- [Given information]
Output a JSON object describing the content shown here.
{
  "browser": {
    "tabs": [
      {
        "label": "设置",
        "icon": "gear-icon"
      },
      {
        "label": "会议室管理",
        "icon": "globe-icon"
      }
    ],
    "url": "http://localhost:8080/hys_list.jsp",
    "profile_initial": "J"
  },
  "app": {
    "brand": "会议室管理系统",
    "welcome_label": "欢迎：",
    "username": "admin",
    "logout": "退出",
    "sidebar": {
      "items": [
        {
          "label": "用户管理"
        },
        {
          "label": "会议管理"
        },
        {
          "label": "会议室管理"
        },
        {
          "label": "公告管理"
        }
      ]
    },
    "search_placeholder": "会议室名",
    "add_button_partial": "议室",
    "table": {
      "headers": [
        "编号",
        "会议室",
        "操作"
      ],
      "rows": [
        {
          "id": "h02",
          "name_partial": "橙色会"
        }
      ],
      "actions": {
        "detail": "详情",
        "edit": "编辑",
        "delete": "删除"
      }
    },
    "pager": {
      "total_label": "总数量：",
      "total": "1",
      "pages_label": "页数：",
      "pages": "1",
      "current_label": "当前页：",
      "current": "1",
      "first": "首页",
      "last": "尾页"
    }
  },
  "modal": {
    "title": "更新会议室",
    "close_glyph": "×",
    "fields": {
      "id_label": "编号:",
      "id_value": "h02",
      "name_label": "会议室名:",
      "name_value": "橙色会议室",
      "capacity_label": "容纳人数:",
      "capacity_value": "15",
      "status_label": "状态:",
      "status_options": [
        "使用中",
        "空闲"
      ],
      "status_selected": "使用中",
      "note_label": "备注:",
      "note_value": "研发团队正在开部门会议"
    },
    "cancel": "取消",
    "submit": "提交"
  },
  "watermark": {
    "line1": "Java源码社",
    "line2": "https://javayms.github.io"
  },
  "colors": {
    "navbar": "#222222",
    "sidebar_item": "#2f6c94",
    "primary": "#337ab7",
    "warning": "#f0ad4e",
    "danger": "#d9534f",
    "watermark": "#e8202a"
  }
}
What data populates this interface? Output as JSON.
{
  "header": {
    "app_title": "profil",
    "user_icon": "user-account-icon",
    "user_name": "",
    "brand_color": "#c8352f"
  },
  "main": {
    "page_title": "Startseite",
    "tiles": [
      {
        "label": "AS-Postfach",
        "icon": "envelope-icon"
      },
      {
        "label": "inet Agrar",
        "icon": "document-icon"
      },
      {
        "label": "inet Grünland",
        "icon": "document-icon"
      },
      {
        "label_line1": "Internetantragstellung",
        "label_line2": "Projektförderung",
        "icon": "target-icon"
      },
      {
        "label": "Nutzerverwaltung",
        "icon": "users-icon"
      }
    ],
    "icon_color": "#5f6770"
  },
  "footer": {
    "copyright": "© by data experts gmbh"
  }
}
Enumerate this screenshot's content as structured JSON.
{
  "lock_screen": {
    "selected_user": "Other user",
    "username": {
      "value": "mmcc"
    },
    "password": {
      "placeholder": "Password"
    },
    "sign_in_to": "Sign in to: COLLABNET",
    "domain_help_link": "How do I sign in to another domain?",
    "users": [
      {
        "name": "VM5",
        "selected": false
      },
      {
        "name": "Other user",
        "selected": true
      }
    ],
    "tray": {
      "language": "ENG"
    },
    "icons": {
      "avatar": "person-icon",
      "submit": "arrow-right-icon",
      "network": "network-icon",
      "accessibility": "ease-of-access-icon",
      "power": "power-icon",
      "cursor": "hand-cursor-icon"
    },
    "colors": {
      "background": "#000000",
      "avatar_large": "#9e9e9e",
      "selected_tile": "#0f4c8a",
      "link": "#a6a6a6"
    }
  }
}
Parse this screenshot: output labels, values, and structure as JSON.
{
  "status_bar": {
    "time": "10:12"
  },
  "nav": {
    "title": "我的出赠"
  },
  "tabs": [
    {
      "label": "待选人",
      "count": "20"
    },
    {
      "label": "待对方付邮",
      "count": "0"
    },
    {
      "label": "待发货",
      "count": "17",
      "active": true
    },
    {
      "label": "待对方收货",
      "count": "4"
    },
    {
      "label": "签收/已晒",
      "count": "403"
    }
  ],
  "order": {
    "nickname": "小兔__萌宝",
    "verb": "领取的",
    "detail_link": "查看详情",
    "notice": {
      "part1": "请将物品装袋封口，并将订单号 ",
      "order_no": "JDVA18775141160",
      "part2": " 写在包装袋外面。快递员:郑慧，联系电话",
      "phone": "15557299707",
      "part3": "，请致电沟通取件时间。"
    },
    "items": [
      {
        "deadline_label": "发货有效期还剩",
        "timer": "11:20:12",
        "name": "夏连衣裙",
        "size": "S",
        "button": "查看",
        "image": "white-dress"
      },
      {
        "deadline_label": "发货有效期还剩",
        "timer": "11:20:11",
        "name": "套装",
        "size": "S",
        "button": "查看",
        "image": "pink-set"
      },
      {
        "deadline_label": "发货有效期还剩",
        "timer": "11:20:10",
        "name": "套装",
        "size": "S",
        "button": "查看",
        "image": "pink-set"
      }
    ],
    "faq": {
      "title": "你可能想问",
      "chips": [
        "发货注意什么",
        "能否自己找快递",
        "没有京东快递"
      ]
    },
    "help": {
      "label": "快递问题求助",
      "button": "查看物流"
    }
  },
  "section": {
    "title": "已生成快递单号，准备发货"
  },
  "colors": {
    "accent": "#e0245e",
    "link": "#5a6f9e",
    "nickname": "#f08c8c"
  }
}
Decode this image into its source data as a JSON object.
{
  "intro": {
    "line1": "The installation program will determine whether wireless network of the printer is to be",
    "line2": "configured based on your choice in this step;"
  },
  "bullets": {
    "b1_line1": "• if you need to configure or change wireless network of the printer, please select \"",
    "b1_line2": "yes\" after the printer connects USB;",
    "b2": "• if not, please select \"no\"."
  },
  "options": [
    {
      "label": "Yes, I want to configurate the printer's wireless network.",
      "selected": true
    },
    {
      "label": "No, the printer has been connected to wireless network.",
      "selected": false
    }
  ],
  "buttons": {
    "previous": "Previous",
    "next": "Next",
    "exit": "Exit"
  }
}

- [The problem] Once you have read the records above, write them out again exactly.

- [Answer space]
Output a JSON object describing the content shown here.
{
  "browser": {
    "tabs": [
      {
        "label": "设置",
        "icon": "gear-icon"
      },
      {
        "label": "会议室管理",
        "icon": "globe-icon"
      }
    ],
    "url": "http://localhost:8080/hys_list.jsp",
    "profile_initial": "J"
  },
  "app": {
    "brand": "会议室管理系统",
    "welcome_label": "欢迎：",
    "username": "admin",
    "logout": "退出",
    "sidebar": {
      "items": [
        {
          "label": "用户管理"
        },
        {
          "label": "会议管理"
        },
        {
          "label": "会议室管理"
        },
        {
          "label": "公告管理"
        }
      ]
    },
    "search_placeholder": "会议室名",
    "add_button_partial": "议室",
    "table": {
      "headers": [
        "编号",
        "会议室",
        "操作"
      ],
      "rows": [
        {
          "id": "h02",
          "name_partial": "橙色会"
        }
      ],
      "actions": {
        "detail": "详情",
        "edit": "编辑",
        "delete": "删除"
      }
    },
    "pager": {
      "total_label": "总数量：",
      "total": "1",
      "pages_label": "页数：",
      "pages": "1",
      "current_label": "当前页：",
      "current": "1",
      "first": "首页",
      "last": "尾页"
    }
  },
  "modal": {
    "title": "更新会议室",
    "close_glyph": "×",
    "fields": {
      "id_label": "编号:",
      "id_value": "h02",
      "name_label": "会议室名:",
      "name_value": "橙色会议室",
      "capacity_label": "容纳人数:",
      "capacity_value": "15",
      "status_label": "状态:",
      "status_options": [
        "使用中",
        "空闲"
      ],
      "status_selected": "使用中",
      "note_label": "备注:",
      "note_value": "研发团队正在开部门会议"
    },
    "cancel": "取消",
    "submit": "提交"
  },
  "watermark": {
    "line1": "Java源码社",
    "line2": "https://javayms.github.io"
  },
  "colors": {
    "navbar": "#222222",
    "sidebar_item": "#2f6c94",
    "primary": "#337ab7",
    "warning": "#f0ad4e",
    "danger": "#d9534f",
    "watermark": "#e8202a"
  }
}
What data populates this interface? Output as JSON.
{
  "header": {
    "app_title": "profil",
    "user_icon": "user-account-icon",
    "user_name": "",
    "brand_color": "#c8352f"
  },
  "main": {
    "page_title": "Startseite",
    "tiles": [
      {
        "label": "AS-Postfach",
        "icon": "envelope-icon"
      },
      {
        "label": "inet Agrar",
        "icon": "document-icon"
      },
      {
        "label": "inet Grünland",
        "icon": "document-icon"
      },
      {
        "label_line1": "Internetantragstellung",
        "label_line2": "Projektförderung",
        "icon": "target-icon"
      },
      {
        "label": "Nutzerverwaltung",
        "icon": "users-icon"
      }
    ],
    "icon_color": "#5f6770"
  },
  "footer": {
    "copyright": "© by data experts gmbh"
  }
}
Enumerate this screenshot's content as structured JSON.
{
  "lock_screen": {
    "selected_user": "Other user",
    "username": {
      "value": "mmcc"
    },
    "password": {
      "placeholder": "Password"
    },
    "sign_in_to": "Sign in to: COLLABNET",
    "domain_help_link": "How do I sign in to another domain?",
    "users": [
      {
        "name": "VM5",
        "selected": false
      },
      {
        "name": "Other user",
        "selected": true
      }
    ],
    "tray": {
      "language": "ENG"
    },
    "icons": {
      "avatar": "person-icon",
      "submit": "arrow-right-icon",
      "network": "network-icon",
      "accessibility": "ease-of-access-icon",
      "power": "power-icon",
      "cursor": "hand-cursor-icon"
    },
    "colors": {
      "background": "#000000",
      "avatar_large": "#9e9e9e",
      "selected_tile": "#0f4c8a",
      "link": "#a6a6a6"
    }
  }
}
Parse this screenshot: output labels, values, and structure as JSON.
{
  "status_bar": {
    "time": "10:12"
  },
  "nav": {
    "title": "我的出赠"
  },
  "tabs": [
    {
      "label": "待选人",
      "count": "20"
    },
    {
      "label": "待对方付邮",
      "count": "0"
    },
    {
      "label": "待发货",
      "count": "17",
      "active": true
    },
    {
      "label": "待对方收货",
      "count": "4"
    },
    {
      "label": "签收/已晒",
      "count": "403"
    }
  ],
  "order": {
    "nickname": "小兔__萌宝",
    "verb": "领取的",
    "detail_link": "查看详情",
    "notice": {
      "part1": "请将物品装袋封口，并将订单号 ",
      "order_no": "JDVA18775141160",
      "part2": " 写在包装袋外面。快递员:郑慧，联系电话",
      "phone": "15557299707",
      "part3": "，请致电沟通取件时间。"
    },
    "items": [
      {
        "deadline_label": "发货有效期还剩",
        "timer": "11:20:12",
        "name": "夏连衣裙",
        "size": "S",
        "button": "查看",
        "image": "white-dress"
      },
      {
        "deadline_label": "发货有效期还剩",
        "timer": "11:20:11",
        "name": "套装",
        "size": "S",
        "button": "查看",
        "image": "pink-set"
      },
      {
        "deadline_label": "发货有效期还剩",
        "timer": "11:20:10",
        "name": "套装",
        "size": "S",
        "button": "查看",
        "image": "pink-set"
      }
    ],
    "faq": {
      "title": "你可能想问",
      "chips": [
        "发货注意什么",
        "能否自己找快递",
        "没有京东快递"
      ]
    },
    "help": {
      "label": "快递问题求助",
      "button": "查看物流"
    }
  },
  "section": {
    "title": "已生成快递单号，准备发货"
  },
  "colors": {
    "accent": "#e0245e",
    "link": "#5a6f9e",
    "nickname": "#f08c8c"
  }
}
Decode this image into its source data as a JSON object.
{
  "intro": {
    "line1": "The installation program will determine whether wireless network of the printer is to be",
    "line2": "configured based on your choice in this step;"
  },
  "bullets": {
    "b1_line1": "• if you need to configure or change wireless network of the printer, please select \"",
    "b1_line2": "yes\" after the printer connects USB;",
    "b2": "• if not, please select \"no\"."
  },
  "options": [
    {
      "label": "Yes, I want to configurate the printer's wireless network.",
      "selected": true
    },
    {
      "label": "No, the printer has been connected to wireless network.",
      "selected": false
    }
  ],
  "buttons": {
    "previous": "Previous",
    "next": "Next",
    "exit": "Exit"
  }
}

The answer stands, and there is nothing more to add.